References

  • ek in Geir T. Zoëga (1910) A Concise Dictionary of Old Icelandic, Oxford: Clarendon Press

Old Saxon

Etymology

From Proto-Germanic *aiks, from Proto-Indo-European *h₂eyǵ- (oak).

Pronunciation

  • IPA(key): /ˈɛːk/

Noun

ēk f

  1. oak

Declension

Descendants

  • Low German: Eek

Rohingya

Etymology

From Bengali [Term?].

Numeral

ek

  1. (cardinal) one

Swedish

Etymology

From Old Norse eik, from Proto-Germanic *aiks, from Proto-Indo-European *h₂eyǵ- (oak).

Pronunciation

Noun

ek c

  1. oak

Declension

Inflection of ek 
Singular Plural
Indefinite Definite Indefinite Definite
Nominative ek eken ekar ekarna
Genitive eks ekens ekars ekarnas

Tocharian B

Etymology

From Proto-Tocharian *ëk, from Late Proto-Indo-European *okʷs, from *h₃okʷ-, *h₃ekʷ- (eye; to see). Compare Tocharian A ak.

Noun

ek

  1. eye
    eśane klausane ṣeycer-me kartstse yolo lkātsi klyaussisa
    "you had eyes and ears to see and hear good and evil"

Turkish

Noun

ek (definite accusative eki, plural ekler)

  1. annex

Hyponyms

Declension

Verb

ek

  1. second-person singular imperative of ekmek

Volapük

Pronoun

ek

  1. someone; anyone

Declension


West Frisian

Etymology

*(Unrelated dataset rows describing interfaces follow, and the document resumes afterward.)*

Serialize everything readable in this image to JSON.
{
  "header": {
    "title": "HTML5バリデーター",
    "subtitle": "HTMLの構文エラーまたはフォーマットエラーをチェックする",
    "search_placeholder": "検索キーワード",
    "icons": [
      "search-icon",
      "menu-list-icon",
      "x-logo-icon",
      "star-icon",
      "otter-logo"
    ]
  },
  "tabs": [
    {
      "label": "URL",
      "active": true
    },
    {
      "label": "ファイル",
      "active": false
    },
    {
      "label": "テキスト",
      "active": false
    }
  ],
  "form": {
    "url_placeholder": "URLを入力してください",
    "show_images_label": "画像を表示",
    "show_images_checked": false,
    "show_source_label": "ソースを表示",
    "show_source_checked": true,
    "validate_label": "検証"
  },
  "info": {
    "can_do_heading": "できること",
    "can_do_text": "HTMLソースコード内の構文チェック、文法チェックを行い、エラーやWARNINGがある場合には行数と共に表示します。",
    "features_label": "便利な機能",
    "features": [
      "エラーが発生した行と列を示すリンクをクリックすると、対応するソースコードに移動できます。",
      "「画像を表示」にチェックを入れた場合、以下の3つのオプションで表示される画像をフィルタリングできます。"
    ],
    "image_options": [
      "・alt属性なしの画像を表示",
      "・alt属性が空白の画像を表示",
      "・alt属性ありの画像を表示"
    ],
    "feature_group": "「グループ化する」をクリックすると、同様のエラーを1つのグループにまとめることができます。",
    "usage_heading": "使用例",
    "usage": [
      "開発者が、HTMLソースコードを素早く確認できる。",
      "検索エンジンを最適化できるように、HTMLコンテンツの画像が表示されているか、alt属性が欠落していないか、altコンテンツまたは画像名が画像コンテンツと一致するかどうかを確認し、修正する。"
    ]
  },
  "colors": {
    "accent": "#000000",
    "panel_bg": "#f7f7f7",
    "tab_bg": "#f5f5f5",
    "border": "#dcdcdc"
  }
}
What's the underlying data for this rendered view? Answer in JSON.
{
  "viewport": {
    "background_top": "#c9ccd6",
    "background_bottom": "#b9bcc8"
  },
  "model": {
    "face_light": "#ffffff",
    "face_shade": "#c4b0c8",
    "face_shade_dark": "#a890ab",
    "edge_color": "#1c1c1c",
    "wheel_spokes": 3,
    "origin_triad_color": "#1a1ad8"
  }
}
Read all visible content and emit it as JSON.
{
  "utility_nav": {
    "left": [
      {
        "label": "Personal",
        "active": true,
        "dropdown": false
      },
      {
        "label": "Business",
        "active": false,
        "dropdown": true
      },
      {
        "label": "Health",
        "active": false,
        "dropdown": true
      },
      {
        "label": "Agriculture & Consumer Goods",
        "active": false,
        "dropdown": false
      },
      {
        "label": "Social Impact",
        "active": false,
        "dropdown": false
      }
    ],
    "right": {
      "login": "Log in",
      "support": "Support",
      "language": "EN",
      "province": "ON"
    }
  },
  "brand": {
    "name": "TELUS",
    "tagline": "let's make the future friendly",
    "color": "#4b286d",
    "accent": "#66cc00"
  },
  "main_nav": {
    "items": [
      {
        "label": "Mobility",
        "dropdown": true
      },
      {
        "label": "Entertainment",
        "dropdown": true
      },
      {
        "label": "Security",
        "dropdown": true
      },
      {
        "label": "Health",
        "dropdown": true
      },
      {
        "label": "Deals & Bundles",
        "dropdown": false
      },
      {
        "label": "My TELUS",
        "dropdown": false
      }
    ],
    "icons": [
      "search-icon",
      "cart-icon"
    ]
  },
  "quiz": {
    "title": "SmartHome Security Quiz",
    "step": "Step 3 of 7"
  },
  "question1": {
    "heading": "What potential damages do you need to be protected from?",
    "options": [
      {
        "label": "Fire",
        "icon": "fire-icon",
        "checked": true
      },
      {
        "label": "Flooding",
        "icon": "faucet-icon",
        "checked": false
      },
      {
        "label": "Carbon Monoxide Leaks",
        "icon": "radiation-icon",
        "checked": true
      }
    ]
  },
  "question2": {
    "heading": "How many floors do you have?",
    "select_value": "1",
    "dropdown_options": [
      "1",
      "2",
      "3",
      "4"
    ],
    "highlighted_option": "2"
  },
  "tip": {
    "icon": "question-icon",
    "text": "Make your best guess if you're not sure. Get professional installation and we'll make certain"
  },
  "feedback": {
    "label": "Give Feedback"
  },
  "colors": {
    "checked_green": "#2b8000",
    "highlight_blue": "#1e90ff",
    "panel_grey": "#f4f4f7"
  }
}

From Old Frisian āk, from Proto-Germanic *auk. Compare Middle English eek (archaic English eke), Dutch ook, German auch.

Adverb

ek

  1. also, too